The MLK Jr Memorial is very large also and has the symbolism of him breaking out of a mountain that I really like. But it is not in a central location and can not be seen from the National Mall. It is kind of hidden, just like how we would like to hide the ugliness that necessitated the Civil Rights Movement. I do like that it is across the lake from Jefferson. That seems appropriate as Dr. King helped fulfill Jefferson’s ideals.
The other place for heroes in D.C. is the U.S. Capital. Every state gets to send two statues of its heroes to be on display through out. I found these fascinating and much more diverse. States are also allowed to exchange these statues if they want to. There were Native Americans, scientists, and even Southern generals of the Civil War.
There is only one statue that was not commissioned by a state, but by Congress: Rosa Parks. The reason is that they did not want her to ever be removed. The irony is that she sits in a spot formerly held by the statue of Robert E. Lee, who was moved to the basement of the Rotunda.
Broken pieces of Berlin Wall on the bottom.
The other statue that made an impression on me was Ronald Reagan. He is in a place of honor in the main rotunda room. If you look closely you can see actual pieces of the Berlin Wall at the bottom of the statue, perpetuating the myth that Reagan was the reason the wall came down. “Mr. Gorbachev, tear down this wall!” (wall comes down two years later when Bush is president). A classic example of how we remember “history” how we want to instead of how it actually happened.
So I was fascinated by who we remember and how. All of them are so perfect and majestic. But they are also so sterilized. Where is the Malcolm X or John Brown Memorial? Why do I know that these will never be made? I also found this piece which has the great idea of telling the “rest of the story” (H/T to Paul Harvey) of our heroes. I love the idea of subversive memorials that tell the complete picture of the complicated individuals that we call “American heroes.”
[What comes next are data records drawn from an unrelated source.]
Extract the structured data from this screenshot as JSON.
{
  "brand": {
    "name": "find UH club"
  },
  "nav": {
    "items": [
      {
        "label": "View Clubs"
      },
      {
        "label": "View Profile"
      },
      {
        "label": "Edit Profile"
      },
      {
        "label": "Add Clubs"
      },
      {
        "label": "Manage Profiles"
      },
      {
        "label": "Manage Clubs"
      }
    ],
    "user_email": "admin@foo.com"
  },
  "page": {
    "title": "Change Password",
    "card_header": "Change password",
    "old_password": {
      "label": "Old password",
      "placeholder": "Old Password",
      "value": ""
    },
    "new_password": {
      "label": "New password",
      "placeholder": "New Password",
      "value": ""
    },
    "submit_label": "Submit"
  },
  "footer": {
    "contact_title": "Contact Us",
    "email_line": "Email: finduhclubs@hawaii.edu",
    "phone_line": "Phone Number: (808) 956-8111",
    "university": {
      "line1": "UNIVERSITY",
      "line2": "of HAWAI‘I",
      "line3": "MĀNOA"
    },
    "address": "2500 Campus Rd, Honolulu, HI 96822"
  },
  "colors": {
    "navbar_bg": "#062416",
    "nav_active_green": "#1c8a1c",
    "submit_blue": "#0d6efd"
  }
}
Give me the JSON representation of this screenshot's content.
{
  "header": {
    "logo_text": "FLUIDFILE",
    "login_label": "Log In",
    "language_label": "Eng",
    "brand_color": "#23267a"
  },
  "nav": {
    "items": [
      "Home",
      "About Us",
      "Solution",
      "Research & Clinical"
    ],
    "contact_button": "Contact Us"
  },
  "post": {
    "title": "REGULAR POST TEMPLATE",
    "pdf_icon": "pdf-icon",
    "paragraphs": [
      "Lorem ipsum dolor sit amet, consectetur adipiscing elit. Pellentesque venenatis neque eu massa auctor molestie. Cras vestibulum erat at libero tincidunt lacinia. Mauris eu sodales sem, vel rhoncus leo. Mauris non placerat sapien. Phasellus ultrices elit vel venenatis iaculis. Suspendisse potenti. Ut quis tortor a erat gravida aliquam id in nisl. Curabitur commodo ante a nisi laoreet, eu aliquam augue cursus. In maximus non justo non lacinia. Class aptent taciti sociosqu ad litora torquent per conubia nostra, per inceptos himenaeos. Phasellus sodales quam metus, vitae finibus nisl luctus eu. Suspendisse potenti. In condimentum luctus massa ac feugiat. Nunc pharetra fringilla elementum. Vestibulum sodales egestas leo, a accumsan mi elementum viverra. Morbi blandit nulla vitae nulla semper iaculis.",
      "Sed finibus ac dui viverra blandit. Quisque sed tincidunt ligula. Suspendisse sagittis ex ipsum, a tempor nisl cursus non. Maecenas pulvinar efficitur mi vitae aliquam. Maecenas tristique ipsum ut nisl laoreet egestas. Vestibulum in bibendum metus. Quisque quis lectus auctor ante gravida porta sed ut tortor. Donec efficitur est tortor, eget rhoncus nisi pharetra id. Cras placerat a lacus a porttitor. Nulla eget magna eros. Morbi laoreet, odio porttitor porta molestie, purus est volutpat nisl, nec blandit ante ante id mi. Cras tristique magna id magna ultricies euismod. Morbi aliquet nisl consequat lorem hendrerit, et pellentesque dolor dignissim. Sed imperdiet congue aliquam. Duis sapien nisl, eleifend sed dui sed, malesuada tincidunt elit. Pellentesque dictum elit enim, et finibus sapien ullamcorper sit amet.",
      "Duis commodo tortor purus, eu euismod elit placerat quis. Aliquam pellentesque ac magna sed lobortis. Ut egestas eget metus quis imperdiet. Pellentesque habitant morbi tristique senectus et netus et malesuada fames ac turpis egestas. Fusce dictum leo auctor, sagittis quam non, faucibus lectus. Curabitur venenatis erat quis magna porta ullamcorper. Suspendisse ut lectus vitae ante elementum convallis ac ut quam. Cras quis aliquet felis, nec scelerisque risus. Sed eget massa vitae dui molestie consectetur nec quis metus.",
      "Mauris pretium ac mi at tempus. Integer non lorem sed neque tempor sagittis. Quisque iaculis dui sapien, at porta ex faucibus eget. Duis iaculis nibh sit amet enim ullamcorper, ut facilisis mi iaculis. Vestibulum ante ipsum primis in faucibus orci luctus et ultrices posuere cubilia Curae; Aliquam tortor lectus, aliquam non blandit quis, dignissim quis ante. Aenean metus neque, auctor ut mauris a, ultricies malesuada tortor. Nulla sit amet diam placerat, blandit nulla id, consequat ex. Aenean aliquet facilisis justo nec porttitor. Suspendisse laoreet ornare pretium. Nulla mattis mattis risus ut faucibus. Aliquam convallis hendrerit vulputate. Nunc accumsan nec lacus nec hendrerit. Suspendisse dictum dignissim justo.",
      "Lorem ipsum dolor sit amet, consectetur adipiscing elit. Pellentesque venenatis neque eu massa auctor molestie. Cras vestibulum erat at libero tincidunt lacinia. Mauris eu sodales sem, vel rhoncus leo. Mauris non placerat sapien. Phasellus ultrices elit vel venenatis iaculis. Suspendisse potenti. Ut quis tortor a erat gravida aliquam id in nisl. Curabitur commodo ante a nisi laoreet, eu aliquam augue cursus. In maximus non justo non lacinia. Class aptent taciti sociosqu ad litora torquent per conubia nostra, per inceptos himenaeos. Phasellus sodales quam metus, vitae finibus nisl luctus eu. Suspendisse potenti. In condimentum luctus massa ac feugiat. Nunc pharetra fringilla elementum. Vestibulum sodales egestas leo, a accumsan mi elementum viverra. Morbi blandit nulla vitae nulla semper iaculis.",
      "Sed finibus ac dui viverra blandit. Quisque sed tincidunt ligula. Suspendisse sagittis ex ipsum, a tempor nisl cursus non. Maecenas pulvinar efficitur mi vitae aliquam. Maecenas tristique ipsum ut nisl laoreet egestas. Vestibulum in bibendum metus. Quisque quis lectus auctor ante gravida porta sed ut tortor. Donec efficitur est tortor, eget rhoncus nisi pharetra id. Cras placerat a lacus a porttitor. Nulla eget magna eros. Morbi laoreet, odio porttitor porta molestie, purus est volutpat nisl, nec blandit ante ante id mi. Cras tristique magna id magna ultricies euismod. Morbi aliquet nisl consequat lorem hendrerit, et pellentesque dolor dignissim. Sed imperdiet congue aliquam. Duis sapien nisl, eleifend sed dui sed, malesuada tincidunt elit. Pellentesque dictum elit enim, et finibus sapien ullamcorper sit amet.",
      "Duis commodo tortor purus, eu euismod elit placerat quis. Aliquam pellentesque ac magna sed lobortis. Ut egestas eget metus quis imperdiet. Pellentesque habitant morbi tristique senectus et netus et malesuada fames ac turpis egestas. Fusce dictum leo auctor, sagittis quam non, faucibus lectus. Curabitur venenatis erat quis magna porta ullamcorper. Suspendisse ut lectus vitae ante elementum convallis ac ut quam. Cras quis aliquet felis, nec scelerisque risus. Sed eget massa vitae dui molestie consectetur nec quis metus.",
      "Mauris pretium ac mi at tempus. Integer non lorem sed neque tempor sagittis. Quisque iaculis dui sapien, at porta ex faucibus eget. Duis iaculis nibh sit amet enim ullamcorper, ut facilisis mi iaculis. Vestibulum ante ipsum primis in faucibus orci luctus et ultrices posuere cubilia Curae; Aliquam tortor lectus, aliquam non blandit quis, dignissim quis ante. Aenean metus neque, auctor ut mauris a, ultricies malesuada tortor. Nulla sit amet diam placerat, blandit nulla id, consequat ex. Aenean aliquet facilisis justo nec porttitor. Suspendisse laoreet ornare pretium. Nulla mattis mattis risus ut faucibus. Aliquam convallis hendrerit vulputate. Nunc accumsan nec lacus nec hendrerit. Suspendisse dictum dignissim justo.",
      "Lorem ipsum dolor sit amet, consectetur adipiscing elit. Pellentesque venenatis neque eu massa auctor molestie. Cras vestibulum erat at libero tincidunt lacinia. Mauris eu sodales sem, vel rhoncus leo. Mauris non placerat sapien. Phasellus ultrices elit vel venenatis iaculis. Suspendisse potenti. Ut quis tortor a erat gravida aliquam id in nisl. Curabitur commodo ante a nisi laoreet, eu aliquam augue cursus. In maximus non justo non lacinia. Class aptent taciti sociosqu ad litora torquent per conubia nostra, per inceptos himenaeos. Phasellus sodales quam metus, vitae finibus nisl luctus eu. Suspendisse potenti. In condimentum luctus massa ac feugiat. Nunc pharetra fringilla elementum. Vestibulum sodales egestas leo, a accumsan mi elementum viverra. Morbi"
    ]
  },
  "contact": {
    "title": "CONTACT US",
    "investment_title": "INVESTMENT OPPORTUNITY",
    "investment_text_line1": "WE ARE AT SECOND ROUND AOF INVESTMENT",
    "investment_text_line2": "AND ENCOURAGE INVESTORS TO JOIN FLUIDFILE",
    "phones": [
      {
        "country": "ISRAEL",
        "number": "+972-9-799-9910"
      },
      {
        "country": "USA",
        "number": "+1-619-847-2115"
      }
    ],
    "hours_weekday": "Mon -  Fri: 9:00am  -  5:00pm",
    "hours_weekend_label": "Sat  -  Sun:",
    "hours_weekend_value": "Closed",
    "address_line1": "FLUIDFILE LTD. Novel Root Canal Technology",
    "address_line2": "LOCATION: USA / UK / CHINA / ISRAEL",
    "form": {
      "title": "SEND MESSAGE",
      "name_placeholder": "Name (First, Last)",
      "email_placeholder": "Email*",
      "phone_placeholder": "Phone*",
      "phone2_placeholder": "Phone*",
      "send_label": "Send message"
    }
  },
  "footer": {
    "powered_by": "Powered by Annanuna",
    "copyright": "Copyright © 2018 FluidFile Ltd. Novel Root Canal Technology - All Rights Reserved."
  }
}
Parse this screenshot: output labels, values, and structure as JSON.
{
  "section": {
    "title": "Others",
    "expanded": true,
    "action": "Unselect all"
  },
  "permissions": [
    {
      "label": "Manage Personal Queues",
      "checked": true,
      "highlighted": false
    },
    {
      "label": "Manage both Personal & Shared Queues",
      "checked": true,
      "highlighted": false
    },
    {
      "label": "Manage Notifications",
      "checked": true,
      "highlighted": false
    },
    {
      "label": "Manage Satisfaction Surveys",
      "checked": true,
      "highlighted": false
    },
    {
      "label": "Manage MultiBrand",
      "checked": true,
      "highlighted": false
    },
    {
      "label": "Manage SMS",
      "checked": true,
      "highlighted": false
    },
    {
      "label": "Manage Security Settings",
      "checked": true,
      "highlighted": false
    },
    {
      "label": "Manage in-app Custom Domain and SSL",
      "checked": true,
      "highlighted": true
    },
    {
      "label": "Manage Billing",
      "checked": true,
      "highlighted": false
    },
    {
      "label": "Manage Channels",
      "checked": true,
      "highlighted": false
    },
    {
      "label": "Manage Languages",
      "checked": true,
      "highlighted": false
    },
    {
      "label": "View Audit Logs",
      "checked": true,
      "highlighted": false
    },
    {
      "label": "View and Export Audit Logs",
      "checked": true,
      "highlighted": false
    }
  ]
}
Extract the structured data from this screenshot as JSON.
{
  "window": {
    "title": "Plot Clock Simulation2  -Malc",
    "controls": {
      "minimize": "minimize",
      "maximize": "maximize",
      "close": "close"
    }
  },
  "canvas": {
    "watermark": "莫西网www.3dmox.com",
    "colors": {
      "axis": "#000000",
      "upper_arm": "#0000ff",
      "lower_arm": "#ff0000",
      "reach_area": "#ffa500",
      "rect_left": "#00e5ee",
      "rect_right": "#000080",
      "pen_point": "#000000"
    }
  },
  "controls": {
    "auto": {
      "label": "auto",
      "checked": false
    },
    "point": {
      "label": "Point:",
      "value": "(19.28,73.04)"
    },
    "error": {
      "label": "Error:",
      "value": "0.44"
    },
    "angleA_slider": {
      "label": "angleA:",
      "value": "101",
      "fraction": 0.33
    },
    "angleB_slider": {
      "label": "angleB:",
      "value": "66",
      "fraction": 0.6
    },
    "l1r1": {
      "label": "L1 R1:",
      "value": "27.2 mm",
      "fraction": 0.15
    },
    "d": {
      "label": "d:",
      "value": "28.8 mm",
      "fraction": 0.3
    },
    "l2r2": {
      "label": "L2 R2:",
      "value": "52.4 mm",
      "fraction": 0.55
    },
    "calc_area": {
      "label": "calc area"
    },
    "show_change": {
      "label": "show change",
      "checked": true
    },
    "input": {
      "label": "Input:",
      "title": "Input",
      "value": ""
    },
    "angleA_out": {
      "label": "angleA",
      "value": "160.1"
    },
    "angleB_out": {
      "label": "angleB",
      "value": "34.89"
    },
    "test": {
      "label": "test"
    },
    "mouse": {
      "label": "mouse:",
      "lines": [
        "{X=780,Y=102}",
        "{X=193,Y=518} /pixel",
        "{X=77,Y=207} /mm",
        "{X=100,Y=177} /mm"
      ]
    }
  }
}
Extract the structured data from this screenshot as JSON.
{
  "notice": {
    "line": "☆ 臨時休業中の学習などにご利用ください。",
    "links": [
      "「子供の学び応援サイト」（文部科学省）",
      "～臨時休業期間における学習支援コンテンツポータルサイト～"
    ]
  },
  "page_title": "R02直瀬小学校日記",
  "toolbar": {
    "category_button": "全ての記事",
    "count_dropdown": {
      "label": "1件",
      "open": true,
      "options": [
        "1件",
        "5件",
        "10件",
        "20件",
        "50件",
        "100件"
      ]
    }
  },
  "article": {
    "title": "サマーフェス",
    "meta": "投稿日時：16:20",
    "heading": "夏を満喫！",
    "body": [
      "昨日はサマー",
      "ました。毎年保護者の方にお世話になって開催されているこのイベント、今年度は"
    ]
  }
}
So what messages are we sending to our citizens and the world?
- Americans are lead by perfect heroes.
- If you aren’t perfect then you can’t be a hero.
- We are the founders and source of democracy and freedom.
- Telling the myth of American exceptionalism is more important than the actual facts of history.
I think these values are also reflected in American History textbooks and most classrooms. I think that we can do better.